B. The Plaintiff's FTCA Claim Against the United States
The plaintiff's FTCA claim is properly venued in this Court because the plaintiff resides in the District of Columbia. See 28 U.S.C. § 1402(b). But venue for her FTCA claim would also be proper in the Western District of Louisiana under § 1402(b) because that was the "judicial district . . . wherein the act or omission complained of occurred." Id. Thus, rather than bifurcating the litigation of the case by transferring only the plaintiff's Bivens claims, the Court will transfer the entire case to the Western District of Louisiana. Such an approach is common in this Circuit. See, e.g., Sierra Club, 623 F. Supp. 2d at 38 n.4 ("Although two of Plaintiff's claim are otherwise subject to proper venue in the District of Columbia, courts in this district have consistently transferred an entire case to another judicial district, rather than bifurcate the litigation."); Khalil v. L-3 Comm'ns Titan Group, 656 F. Supp. 2d 134, 137 (D.D.C. 2009) ("Given venue for Khalil's Title VII claim is proper in the Eastern District of Virginia, it is in the interests of justice and judicial efficiency to transfer all of Khalil's claims[, even the properly venued ones,] to that venue." (emphasis added)); Saran v. Harvey, No. 04-cv-1847, 2005 WL 1106347, at *4 (D.D.C. May 9, 2005) ("When venue is improper for a Title VII claim, courts have consistently transferred the entire case, pursuant to 28 U.S.C. § 1406(a), to a judicial district where venue is appropriate for all claims, rather than split a case apart."). As in Sierra Club, this Court "finds that transferring all of the claims to the same forum assures that they will be heard together, preventing the unnecessary expenditure of judicial and party resources that would otherwise occur if the claims were heard in multiple judicial districts." 623 F. Supp. 2d at 38.
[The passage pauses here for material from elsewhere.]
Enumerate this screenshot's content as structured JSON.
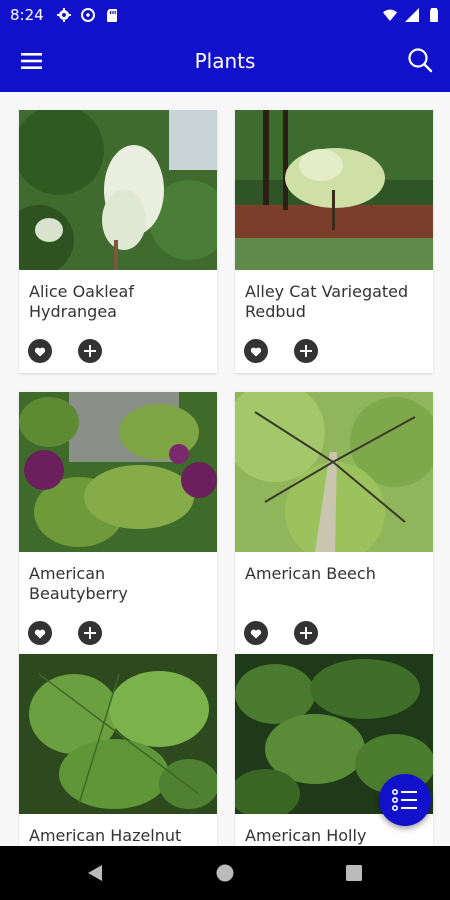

For the foregoing reasons, the defendants' alternative motion to transfer is granted. SO ORDERED this 15th day of August, 2012.*fn10